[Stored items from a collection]
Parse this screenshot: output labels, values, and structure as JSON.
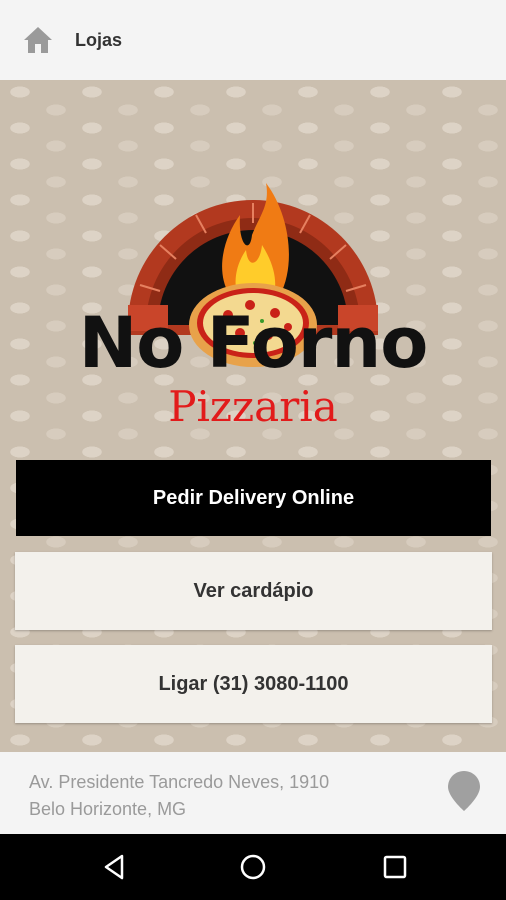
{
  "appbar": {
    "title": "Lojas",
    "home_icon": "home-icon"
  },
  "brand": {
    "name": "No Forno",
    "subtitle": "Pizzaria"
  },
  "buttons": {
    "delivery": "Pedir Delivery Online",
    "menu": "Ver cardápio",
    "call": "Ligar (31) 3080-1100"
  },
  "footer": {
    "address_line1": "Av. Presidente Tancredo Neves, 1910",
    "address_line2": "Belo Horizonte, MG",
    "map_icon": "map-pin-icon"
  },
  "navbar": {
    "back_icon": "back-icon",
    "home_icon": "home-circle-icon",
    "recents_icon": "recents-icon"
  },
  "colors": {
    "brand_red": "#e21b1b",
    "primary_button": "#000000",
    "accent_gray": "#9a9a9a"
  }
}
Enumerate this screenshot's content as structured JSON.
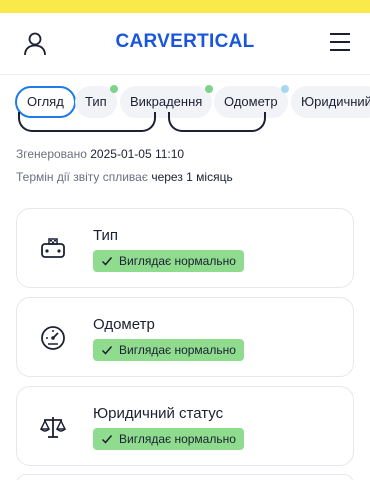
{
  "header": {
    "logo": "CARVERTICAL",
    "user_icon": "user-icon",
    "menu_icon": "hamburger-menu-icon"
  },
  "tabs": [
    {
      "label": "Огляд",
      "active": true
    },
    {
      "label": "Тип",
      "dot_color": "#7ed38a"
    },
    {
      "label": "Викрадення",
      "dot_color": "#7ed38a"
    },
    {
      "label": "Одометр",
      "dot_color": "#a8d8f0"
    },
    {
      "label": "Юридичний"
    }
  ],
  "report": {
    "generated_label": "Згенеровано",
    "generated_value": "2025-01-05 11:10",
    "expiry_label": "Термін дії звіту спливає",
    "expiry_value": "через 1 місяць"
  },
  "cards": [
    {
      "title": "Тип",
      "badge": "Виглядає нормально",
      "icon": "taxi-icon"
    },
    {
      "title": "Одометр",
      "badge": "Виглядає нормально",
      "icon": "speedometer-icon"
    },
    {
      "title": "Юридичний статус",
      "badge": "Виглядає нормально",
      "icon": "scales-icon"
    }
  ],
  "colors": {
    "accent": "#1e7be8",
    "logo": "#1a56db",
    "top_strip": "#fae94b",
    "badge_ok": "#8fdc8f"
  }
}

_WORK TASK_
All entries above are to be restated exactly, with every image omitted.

_WORKED SOLUTION_
Parse this screenshot: output labels, values, and structure as JSON.
{
  "appbar": {
    "title": "Lojas",
    "home_icon": "home-icon"
  },
  "brand": {
    "name": "No Forno",
    "subtitle": "Pizzaria"
  },
  "buttons": {
    "delivery": "Pedir Delivery Online",
    "menu": "Ver cardápio",
    "call": "Ligar (31) 3080-1100"
  },
  "footer": {
    "address_line1": "Av. Presidente Tancredo Neves, 1910",
    "address_line2": "Belo Horizonte, MG",
    "map_icon": "map-pin-icon"
  },
  "navbar": {
    "back_icon": "back-icon",
    "home_icon": "home-circle-icon",
    "recents_icon": "recents-icon"
  },
  "colors": {
    "brand_red": "#e21b1b",
    "primary_button": "#000000",
    "accent_gray": "#9a9a9a"
  }
}
Enumerate this screenshot's content as structured JSON.
{
  "header": {
    "logo": "CARVERTICAL",
    "user_icon": "user-icon",
    "menu_icon": "hamburger-menu-icon"
  },
  "tabs": [
    {
      "label": "Огляд",
      "active": true
    },
    {
      "label": "Тип",
      "dot_color": "#7ed38a"
    },
    {
      "label": "Викрадення",
      "dot_color": "#7ed38a"
    },
    {
      "label": "Одометр",
      "dot_color": "#a8d8f0"
    },
    {
      "label": "Юридичний"
    }
  ],
  "report": {
    "generated_label": "Згенеровано",
    "generated_value": "2025-01-05 11:10",
    "expiry_label": "Термін дії звіту спливає",
    "expiry_value": "через 1 місяць"
  },
  "cards": [
    {
      "title": "Тип",
      "badge": "Виглядає нормально",
      "icon": "taxi-icon"
    },
    {
      "title": "Одометр",
      "badge": "Виглядає нормально",
      "icon": "speedometer-icon"
    },
    {
      "title": "Юридичний статус",
      "badge": "Виглядає нормально",
      "icon": "scales-icon"
    }
  ],
  "colors": {
    "accent": "#1e7be8",
    "logo": "#1a56db",
    "top_strip": "#fae94b",
    "badge_ok": "#8fdc8f"
  }
}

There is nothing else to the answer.